Iran's oil-dependent economy was showing the strain of punishing Western sanctions on Tuesday, on the eve of a speech by President Mahmoud Ahmadinejad to the UN General Assembly in New York.
The Iranian currency dived around four percent close to an all-time low against the dollar, while thousands of workers publicly complained of unpaid wages, importers struggled to pay for goods, inflation climbed and travel agencies bemoaned a rapidly shrinking pool of travellers able to afford to go abroad.
Government initiatives to maintain the value of the rial and the volume of oil exports have failed, with both halved from their levels of a year ago.
Iran's leaders, though, are defiant in the face of the Western pressure, vowing to never roll back its nuclear programme as demanded by the five permanent UN Security Council members plus Germany.
Ahmadinejad was expected to stress that defiance in a speech to the annual General Assembly on Wednesday.
Supreme leader Ayatollah Ali Khamenei has already ordered Iran to adopt an "economy of resistance," while officials have told national media to avoid reporting on the "bleak" domestic situation and instead emphasise positive economic stories.
Evidence of the difficulties still surfaced, though, driven by an EU embargo on Iranian oil and US sanctions on financial transactions involving Iran's central bank.
A prominent MP, Mohammad Reza Bahonar, was quoted at the weekend by the ISNA news agency as saying oil exports in June-July had dropped to "around 800,000 barrels per day" -- a low not seen in more than two decades, and less than half the 2.3 million barrels per day of a year ago.

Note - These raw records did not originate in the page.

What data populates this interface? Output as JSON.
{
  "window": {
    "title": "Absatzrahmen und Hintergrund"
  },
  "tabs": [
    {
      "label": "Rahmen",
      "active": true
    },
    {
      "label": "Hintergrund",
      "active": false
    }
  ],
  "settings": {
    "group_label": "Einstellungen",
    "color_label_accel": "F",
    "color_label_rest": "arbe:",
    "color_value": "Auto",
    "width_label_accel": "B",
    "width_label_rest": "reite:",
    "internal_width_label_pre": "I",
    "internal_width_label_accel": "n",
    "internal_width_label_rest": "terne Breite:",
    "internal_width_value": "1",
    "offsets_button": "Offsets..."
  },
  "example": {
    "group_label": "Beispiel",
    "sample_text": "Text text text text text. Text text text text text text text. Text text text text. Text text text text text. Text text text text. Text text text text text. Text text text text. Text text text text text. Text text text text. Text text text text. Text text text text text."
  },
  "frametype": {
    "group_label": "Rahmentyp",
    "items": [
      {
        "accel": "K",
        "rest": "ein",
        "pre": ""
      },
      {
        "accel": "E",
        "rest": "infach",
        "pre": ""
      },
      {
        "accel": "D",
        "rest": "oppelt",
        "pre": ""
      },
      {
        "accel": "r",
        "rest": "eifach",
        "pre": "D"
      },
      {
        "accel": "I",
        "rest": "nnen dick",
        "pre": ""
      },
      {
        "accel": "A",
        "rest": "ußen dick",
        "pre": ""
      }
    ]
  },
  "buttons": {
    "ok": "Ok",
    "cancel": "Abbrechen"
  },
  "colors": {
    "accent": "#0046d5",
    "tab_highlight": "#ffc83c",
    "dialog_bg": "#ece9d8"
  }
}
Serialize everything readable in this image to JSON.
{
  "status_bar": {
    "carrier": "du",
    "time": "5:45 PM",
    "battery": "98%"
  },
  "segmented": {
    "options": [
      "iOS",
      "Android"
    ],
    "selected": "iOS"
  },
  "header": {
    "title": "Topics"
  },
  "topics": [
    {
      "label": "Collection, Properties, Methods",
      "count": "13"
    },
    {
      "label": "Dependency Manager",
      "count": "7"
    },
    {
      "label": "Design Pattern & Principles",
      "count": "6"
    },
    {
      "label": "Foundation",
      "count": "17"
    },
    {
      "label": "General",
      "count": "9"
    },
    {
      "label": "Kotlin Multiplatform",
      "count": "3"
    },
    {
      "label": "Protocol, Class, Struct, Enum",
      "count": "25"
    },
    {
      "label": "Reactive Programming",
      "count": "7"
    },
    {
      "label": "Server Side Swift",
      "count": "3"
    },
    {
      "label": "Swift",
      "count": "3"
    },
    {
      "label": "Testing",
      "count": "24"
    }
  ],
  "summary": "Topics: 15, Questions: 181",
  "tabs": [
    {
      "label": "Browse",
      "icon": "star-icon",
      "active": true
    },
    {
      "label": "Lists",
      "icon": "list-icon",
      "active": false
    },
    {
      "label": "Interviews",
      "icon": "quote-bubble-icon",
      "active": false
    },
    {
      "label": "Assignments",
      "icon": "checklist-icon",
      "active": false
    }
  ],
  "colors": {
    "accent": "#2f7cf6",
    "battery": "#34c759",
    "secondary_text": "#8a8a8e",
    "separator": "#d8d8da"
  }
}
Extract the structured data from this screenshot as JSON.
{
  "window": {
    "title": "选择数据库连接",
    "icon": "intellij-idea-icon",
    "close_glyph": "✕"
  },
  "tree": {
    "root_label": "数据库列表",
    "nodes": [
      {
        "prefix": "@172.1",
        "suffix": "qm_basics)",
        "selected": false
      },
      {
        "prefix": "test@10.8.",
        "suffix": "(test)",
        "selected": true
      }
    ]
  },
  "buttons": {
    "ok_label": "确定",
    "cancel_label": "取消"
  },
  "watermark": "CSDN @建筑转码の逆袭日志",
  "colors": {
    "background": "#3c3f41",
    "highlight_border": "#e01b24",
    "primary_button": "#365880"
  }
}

Bahonar's oil export figures roughly tallied with those given by OPEC and the International Energy Agency.
But Oil Minister Rostam Qasemi was quoted by ISNA saying that overall oil production this year "will be the same as last year."
While crude exports were expected to rebound a little in September as South Korea resumed buying some Iranian oil, they were expected to continue well below recent historic levels.
Ahmadinejad early this month also admitted Iran faced "problems" selling its oil, which accounts for nearly half of budget revenues. But he insisted his country would manage. Both he and Khamenei have urged lesser economic dependence on oil sales.
-- Ordinary Iranians struggling --
Iran's government and ordinary citizens alike were struggling with the sanctions, with food costs notably soaring.
The ILNA news agency reported that a letter on behalf of 20,000 workers from across the country was sent to Labour Minister Abdolreza Sheikholeslami complaining they had not been paid and demanding an increase to their salaries of $120 to $285 a month that they said were "way below the poverty line."
Better-off Iranians were cutting back on travel because of the sharply weakened rial.
"Iranians who would have travelled abroad are more likely to go to domestic destinations like Kish or Mashhad," an employee in a small independent Tehran travel agency who gave her first name as Pantea said.
"Many Iranians who used to go on domestic trips simply can't afford it now."
Tour companies trying to fill half-empty flights in the middle of the week to Turkey have taken to trying to sell last-minute flights for as little as $60 return via mass text messages.
A lighting equipment seller in Tehran who gave his first name as Saeed said he was used to importing six shipping containers of goods from China per year, but this year he imported just one.
"I am waiting to what happens to the market and dollar situation," he said. "If these circumstances persist, I may have to close down."
Iranian officials are increasingly focusing on the problems.
"According to the statistics, there is a strong rise in unemployment, and we need to find a solution. Official statistics also show inflation is at 22 percent, which is very high, and in some areas it's even higher," parliamentary speaker Ali Larijani was quoted as saying by ISNA.
The US Treasury official tasked with deploying US sanctions, Under Secretary for Terrorism and Financial Intelligence David Cohen, two weeks ago gave a speech to a law school at New York University in which he said: "Put simply, Iran’s economy is struggling."
He said that was because of the sanctions -- and also "the Iranian government’s continued gross mismanagement of its domestic economy."
He said the slump in oil exports was costing Iran "up to $5 billion a month, forcing the Iranian government to cut its budget because of a lack of revenue."
Cohen said that, as long as Iran refused to negotiate curbs on its nuclear activities, "we will continue to devise new and enhanced sanctions."
Britain, France and Germany are also urging their European Union partners "to further step up the pressure" on Iran. Further sanctions targeting the Islamic republic's energy, finance, trade and transportation sectors are expected to be formally adopted on October 15.